[An] exceptionally absorbing and astute, cultural and architectural history of one of the world's most captivating cities...AlSayyad structures his book smartly by place rather than strictly by period: each of the 12 chapters brings the reader to a new section of Cairo in an inviting, informed journey through its development. He introduces readers to the history and architecture of, among others, Coptic Cairo; the noted mosques of al-Azhar and a-Anwar; the Gezira Palace; and medieval Cairo. The final chapters, on the eras of Nasser and Mubarak, are especially gripping; AlSayyad warns that the city has been given to a "new elite" and the preservation of old Cairo for tourists is turning it into a Disney-like theme park. An important second thread of the book sees Cairo as inspiration for artists such as Jean-Leon Gerome and writers Naguib Mahfouz and Alaa Al Aswany. The author's writing is elegantly clear and evocative, drawing the reader into the "messy and difficult" but "vibrant and innovative" city, leaving one wanting to know what he has to say about the politically transformed city's future. Publishers Weekly 20110321 A timely and often surprising series of vignettes serving to trace the physical and cultural evolution of the city from the pharaonic period to the present. Each of the dozen vignettes covers a specific historical period, and AlSayyad includes many fascinating details about historical figures and their impact on the city as it grew from a tiny settlement to a great metropolis. Much of the narrative is driven by the observations and activities of contemporary residents or visitors to the city. Ibn-Khaldun, the renowned Arab traveler and historian, is utilized to provide views of medieval Cairo in the 14th century under the rule of Mamluks. This is an enjoyable tribute to a great, vital city that remains, sadly, unfamiliar to most Westerners. -- Jay Freeman Booklist 20110415 AlSayyad presents a deeply knowledgeable yet highly personal account of the city's history in its various reincarnations--from Memphis, the first capital of united upper and lower Egypt, founded by the Pharaoh Menes around 3100 B.C., to the present...The book is profusely illustrated with maps and photographs, most of them taken by AlSayyad himself. They add enormously to the value of the text, bringing the descriptions of buildings and streets alive with color. Just as the text narrates the history of Cairo from a personal point of view, the photos indicate the standpoint of the photographer as much as they illustrate the text. Some are standard shots of buildings familiar to anyone who has visited and walked around Cairo.

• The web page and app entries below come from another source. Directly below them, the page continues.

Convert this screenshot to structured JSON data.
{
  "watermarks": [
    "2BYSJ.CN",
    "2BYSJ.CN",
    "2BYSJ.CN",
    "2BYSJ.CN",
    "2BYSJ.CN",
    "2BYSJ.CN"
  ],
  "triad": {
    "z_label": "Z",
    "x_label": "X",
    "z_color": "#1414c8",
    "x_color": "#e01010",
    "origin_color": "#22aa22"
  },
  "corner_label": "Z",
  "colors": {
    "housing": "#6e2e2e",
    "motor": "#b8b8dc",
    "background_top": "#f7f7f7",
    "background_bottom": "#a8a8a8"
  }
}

The best include the people of the city and their relationship to its historic monuments...[This is] a book of magisterial scope. Those who plan to visit Cairo should read this book first. Those who have visited often or lived there for years will find new appreciations for aspects of the city they know, as well as features they never previously encountered. -- Joel Beinin San Francisco Chronicle 20110724 AlSayyad's book, a colorful sweep of over 3,000 years of urban and architectural history, is as much a short genealogy of Cairo's many commentators and portraitists as it is of its buildings. He narrates a broad history of urban development from the Pharaonic capital of Memphis, "the first Cairo," on the Nile's west bank, to the Ptolemaic, Roman-Byzantine and Arab-Islamic cities that developed on top of and adjacent to each other on the river's east bank. Each chapter begins at an iconic Cairo landmark and tells a history of the building's era, bringing in both neighboring architecture and contemporary voices. -- Frederick Deknatel The National 20110916 This ambitious, timely volume attempts the colossal feat of tracing the history of Cairo, from its ancient to modern incarnations, through a case-study approach to its urban landscape...This work provides a lucid overview of Cairo's architectural and political history, and some food for thought. -- E. A. Waraksa Choice 20111001
Über den Autor und weitere Mitwirkende
Nezar AlSayyad is Professor of Architecture, Planning and Urban History, and Chair of the Center for Middle Eastern Studies at the University of California, Berkeley.